Verdict: Both Redfin and Zillow provide plenty of search filters and interactive maps to make searching for properties easy and intuitive. Both sites also have tools to help users with the buying and selling process, including home-loan finders and refinance calculators.

Winner: Tie

Redfin vs. Zillow

Redfin vs. Zillow: Real Estate Agent Availability

Unless a home is FSBO, a real estate agent or broker will be part of the home selling or buying process. Both Redfin and Zillow allow users to connect with agents if they don’t already have one they’re working with. What separates the two sites is that Redfin agents are site employees, while Zillow offers a repository of local agents who are associated with other brokerages, and users will have to vet these agents individually. Agents can advertise with Zillow to promote their services. Redfin agents are salaried and receive bonuses for sales, which Redfin touts as a benefit for users because agents have more time to focus on existing clients instead of constantly searching for new leads. Redfin claims its agents are within the top 1 percent of those working at any brokerage in the country, which can help buyers and sellers feel more confident in whom they choose to work with. As mentioned, Redfin agents have lower fees—as low as 1 percent for sellers who sell and buy a home through Redfin.

Verdict: Buyers and sellers can connect with agents through both Redfin and Zillow. Redfin employs agents in-house, and they’re in the top 1 percent of agents working at any brokerage in the country, so buyers and sellers have an easier time finding a high-quality real estate agent. Redfin agents also have lower fees—as low as 1 percent. Zillow only offers a platform for buyers and sellers to look for local real estate agents, but users will have to do their own research to find the right match.

Winner: Redfin

Verdict: Redfin has distinct advantages for home buyers and sellers, including low commission fees and top-rated in-house agents.
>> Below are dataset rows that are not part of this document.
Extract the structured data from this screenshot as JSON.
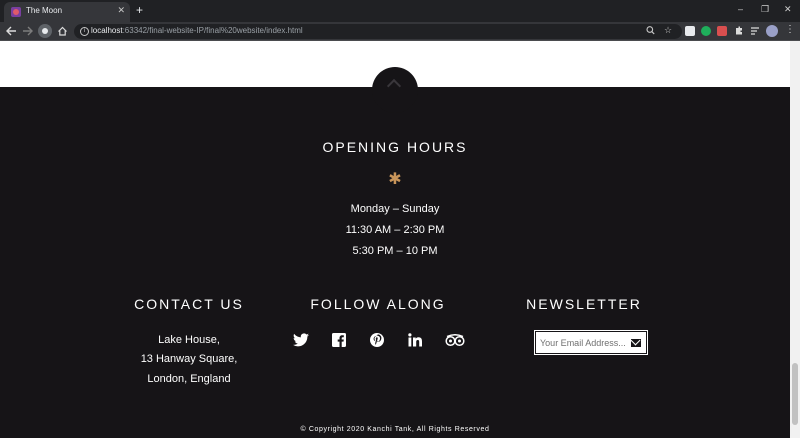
{
  "browser": {
    "tab_title": "The Moon",
    "close_glyph": "✕",
    "new_tab_glyph": "+",
    "url_host": "localhost",
    "url_path": ":63342/final-website-IP/final%20website/index.html",
    "window_controls": [
      "–",
      "❐",
      "✕"
    ],
    "toolbar_icons": [
      "back-icon",
      "forward-icon",
      "reload-icon",
      "home-icon",
      "zoom-icon",
      "bookmark-star-icon",
      "extensions-icon",
      "reading-list-icon",
      "menu-icon"
    ]
  },
  "footer": {
    "opening_hours": {
      "heading": "OPENING HOURS",
      "ornament": "✱",
      "lines": [
        "Monday – Sunday",
        "11:30 AM – 2:30 PM",
        "5:30 PM – 10 PM"
      ]
    },
    "contact": {
      "heading": "CONTACT US",
      "lines": [
        "Lake House,",
        "13 Hanway Square,",
        "London, England"
      ]
    },
    "follow": {
      "heading": "FOLLOW ALONG",
      "icons": [
        "twitter-icon",
        "facebook-icon",
        "pinterest-icon",
        "linkedin-icon",
        "tripadvisor-icon"
      ]
    },
    "newsletter": {
      "heading": "NEWSLETTER",
      "placeholder": "Your Email Address...",
      "icon": "envelope-icon"
    },
    "copyright": "© Copyright 2020 Kanchi Tank, All Rights Reserved"
  },
  "colors": {
    "footer_bg": "#161417",
    "accent_star": "#c8955a",
    "text": "#ffffff"
  }
}
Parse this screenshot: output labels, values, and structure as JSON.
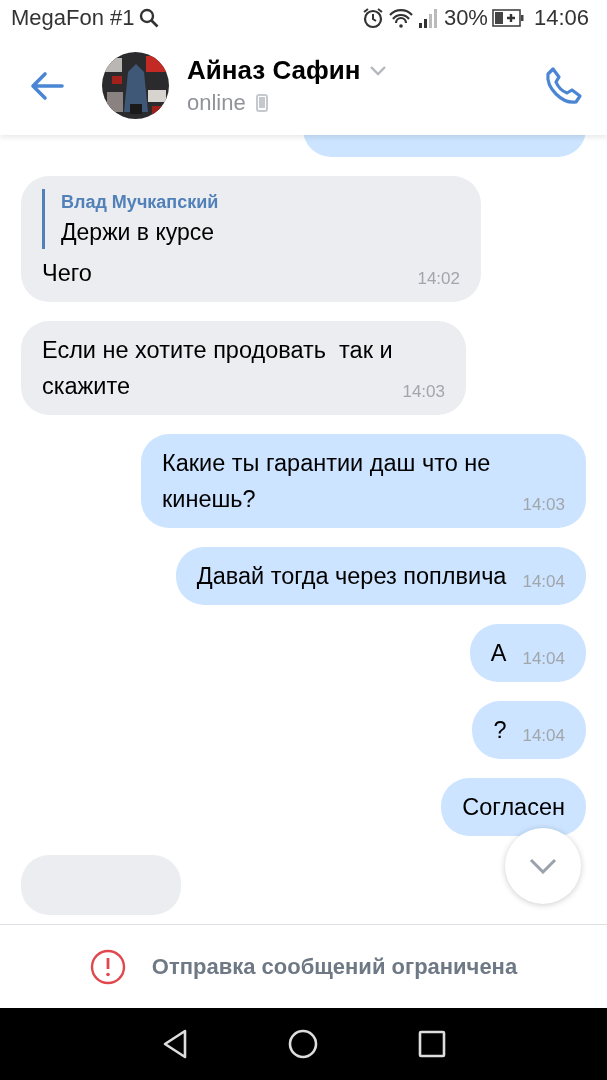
{
  "status_bar": {
    "carrier": "MegaFon #1",
    "battery": "30%",
    "time": "14:06"
  },
  "header": {
    "name": "Айназ Сафин",
    "status": "online"
  },
  "messages": [
    {
      "kind": "outgoing"
    },
    {
      "kind": "incoming",
      "reply": {
        "author": "Влад Мучкапский",
        "text": "Держи в курсе"
      },
      "text": "Чего",
      "time": "14:02"
    },
    {
      "kind": "incoming",
      "text": "Если не хотите продовать  так и скажите",
      "time": "14:03"
    },
    {
      "kind": "outgoing",
      "text": "Какие ты гарантии даш что не кинешь?",
      "time": "14:03"
    },
    {
      "kind": "outgoing",
      "text": "Давай тогда через поплвича",
      "time": "14:04"
    },
    {
      "kind": "outgoing",
      "text": "А",
      "time": "14:04"
    },
    {
      "kind": "outgoing",
      "text": "?",
      "time": "14:04"
    },
    {
      "kind": "outgoing",
      "text": "Согласен"
    },
    {
      "kind": "incoming"
    }
  ],
  "notice": "Отправка сообщений ограничена"
}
As the most popular real estate site with listings nationwide, Zillow is still worth checking out and using, especially for those searching for rental or FSBO properties.

With its status as an online brokerage, Redfin has some significant advantages, including lower fees, rebates for buyers, frequent site updates, accurate valuations, and hands-on in-house agents. However, as the most visited real estate listing site, Zillow shouldn’t be discounted, especially for those looking for rentals. Ultimately, users can benefit from searching and listing on both sites to get the best of both worlds.


While that was a lot of information on Redfin vs. Zillow, some may still have questions on Zillow fees or Redfin values. Here are the answers to some of the most common queries about these two sites.

Q. Which company is bigger, Redfin or Zillow?

Zillow is a bigger company. The site was launched in 2004, and there are over 6,000 Zillow employees.

Q. Is Redfin or Zillow more popular?

Zillow is more popular than Redfin. Zillow is a more established site with more listings, and Zillow advertising has been higher over the years.

Q. Does Zillow or Redfin have a faster sales procedure?

The speed of the sales procedure will have more to do with the home, sellers, and buyers; whether the listing was found on Zillow or Redfin will not have much bearing.

Q. Who has lower fees, Redfin or Zillow?

The fee structure is different for Redfin and Zillow. For properties for sale, there’s no cost to list on Zillow, and transactions don’t happen through the site. Transactions do happen through Redfin, and there is a 1 percent to 1.5 percent fee.

Q. Does Redfin or Zillow have a longer history?

Zillow was founded in 2004, and Redfin was founded in 2006, so Zillow has a longer history.

Q. What are some alternatives to Redfin and Zillow?

Some of the other best real estate websites include and Trulia.

Sources: RubyHome (1) (2), Home Bay, iPropertyManagement, Homelight